Nicor Gas – 55.00¢ per therm (Up 83 percent from last February.)
North Shore Gas – 59.31¢ per therm (Up 55 percent from last February.)
Peoples Gas – 59.58¢ per therm (Up about 103 percent from last February.)

While prices from a few companies came down a bit from January (down about 1 percent for Ameren and about 10 percent for Nicor, for example), winter prices are still much higher than they have been in more than a decade.

For about 10 months, natural gas prices have been elevated, sparked at first by record-low temperatures that hit the nation last February. In the South, the extreme cold, connected to climate change, disabled wellheads and other parts of the nation’s natural gas delivery network just as demand went up.

A number of other factors have contributed to the spike, including increased Liquid Natural Gas (LNG) exports to other parts of the world, such as Europe, keeping supply lower here;  less gas exploration and well construction; increased use of gas for electricity generation during the hot summer; and Hurricane Ida, which knocked more than 90 percent of gas production in the Gulf of Mexico offline in late August.

While gas utilities simply pass the high prices onto customers, with no markup–it’s illegal for them to profit off of gas supply–they have increased and profited off bills in other ways.

CUB has been on a years-long campaign to rid Ameren Illinois, Nicor Gas and Peoples Gas bills of the “Qualified Infrastructure Plant” surcharge. The charge, which went into effect thanks to a law the General Assembly passed in 2013, allows the companies to sidestep the traditional regulatory process and rake in revenue more quickly, leading to rapidly rising heating bills. When the utilities first got legislative approval for this surcharge, we were told it would only cost about $13 a year on average for Peoples Gas customers. Those customers are now paying about $13.54 a month, on average—on track for $150 a year.

It is expected that gas companies maintain their pipelines and other infrastructure, but they can do this without bankrupting their customers. In 2021, Ameren received a $76 million increase and Nicor a record $240 million increase, and we’re concerned Peoples Gas will come in for an increase in 2022.

CUB urged consumers to visit CUBHelpCenter.com. The free online resource  explains why gas prices are high, offers safety and efficiency tips, outlines a customer’s rights against disconnection and arms customers with information about energy assistance. Also, check out these efficiency and hazardous weather tips.

If you are struggling to afford your bills, please contact your utility to see about energy assistance available and to work out a consumer-friendly plan to pay your bills and stay connected.
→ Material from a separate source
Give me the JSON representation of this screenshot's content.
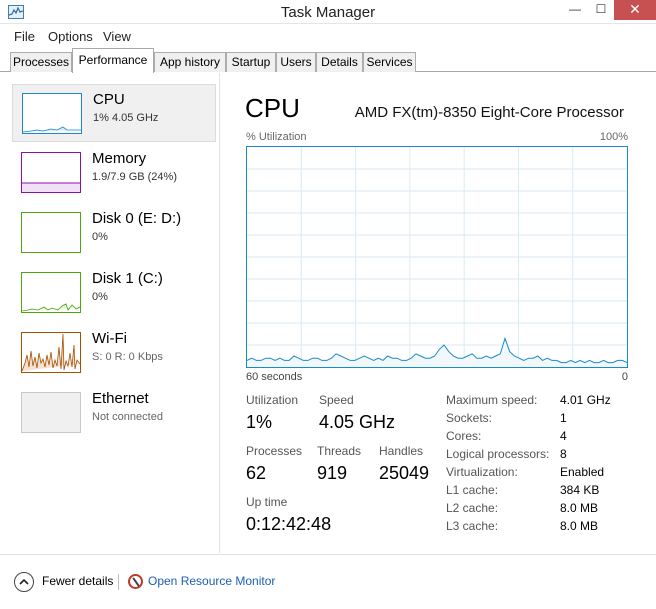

Reminder: You cannot switch to another utility. Utility service territories are geographic: Your utility is determined by where you live. Nicor, Peoples Gas and North Shore Gas can switch to alternative suppliers, but be careful: That market has been plagued by bad deals and rip-offs.
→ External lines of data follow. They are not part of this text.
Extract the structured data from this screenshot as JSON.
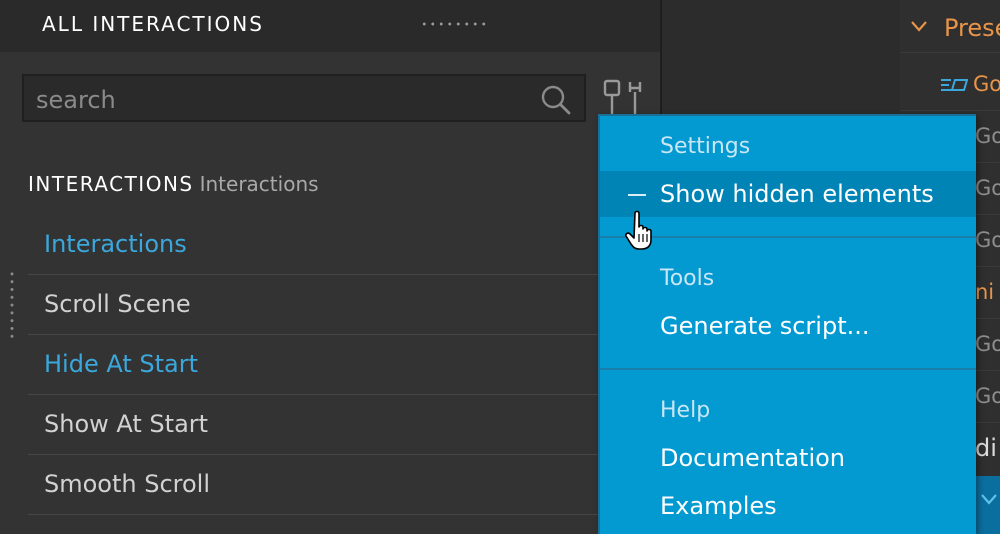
{
  "panel": {
    "title": "ALL INTERACTIONS",
    "search_placeholder": "search",
    "section_title": "INTERACTIONS",
    "section_subtitle": "Interactions"
  },
  "interactions": [
    {
      "label": "Interactions",
      "link": true
    },
    {
      "label": "Scroll Scene",
      "link": false
    },
    {
      "label": "Hide At Start",
      "link": true
    },
    {
      "label": "Show At Start",
      "link": false
    },
    {
      "label": "Smooth Scroll",
      "link": false
    }
  ],
  "menu": {
    "settings_heading": "Settings",
    "show_hidden": "Show hidden elements",
    "tools_heading": "Tools",
    "generate_script": "Generate script...",
    "help_heading": "Help",
    "documentation": "Documentation",
    "examples": "Examples"
  },
  "outline": {
    "rows": [
      "Prese",
      "Go",
      "Go",
      "Go",
      "Go",
      "ni",
      "Go",
      "Go",
      "di"
    ]
  },
  "colors": {
    "menu_bg": "#0399d1",
    "menu_highlight": "#0083b5",
    "link": "#3aa8dc",
    "accent_orange": "#e8954a"
  }
}
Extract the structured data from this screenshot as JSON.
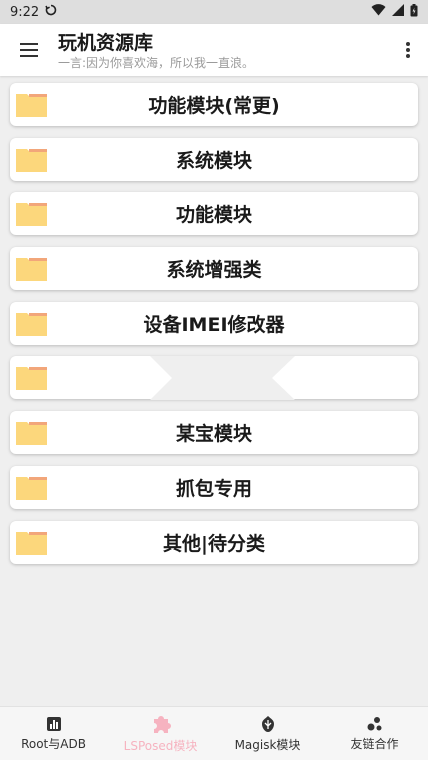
{
  "status_bar": {
    "time": "9:22"
  },
  "app_bar": {
    "title": "玩机资源库",
    "subtitle": "一言:因为你喜欢海，所以我一直浪。"
  },
  "items": [
    {
      "label": "功能模块(常更)"
    },
    {
      "label": "系统模块"
    },
    {
      "label": "功能模块"
    },
    {
      "label": "系统增强类"
    },
    {
      "label": "设备IMEI修改器"
    },
    {
      "label": ""
    },
    {
      "label": "某宝模块"
    },
    {
      "label": "抓包专用"
    },
    {
      "label": "其他|待分类"
    }
  ],
  "bottom_nav": {
    "items": [
      {
        "label": "Root与ADB",
        "icon": "chart-icon"
      },
      {
        "label": "LSPosed模块",
        "icon": "puzzle-icon"
      },
      {
        "label": "Magisk模块",
        "icon": "magisk-icon"
      },
      {
        "label": "友链合作",
        "icon": "bubbles-icon"
      }
    ],
    "active_index": 1
  },
  "colors": {
    "accent_active": "#f6b3c0",
    "folder_body": "#fcd77c",
    "folder_tab": "#f2a67a",
    "background": "#efefef"
  }
}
Suppliers may try to use the headlines about high prices to lure you into a bad deal. Remember, suppliers are impacted by the same market conditions that are causing utility supply rates to go up. If an offer from a supplier seems too good to be true, there’s a good chance it is.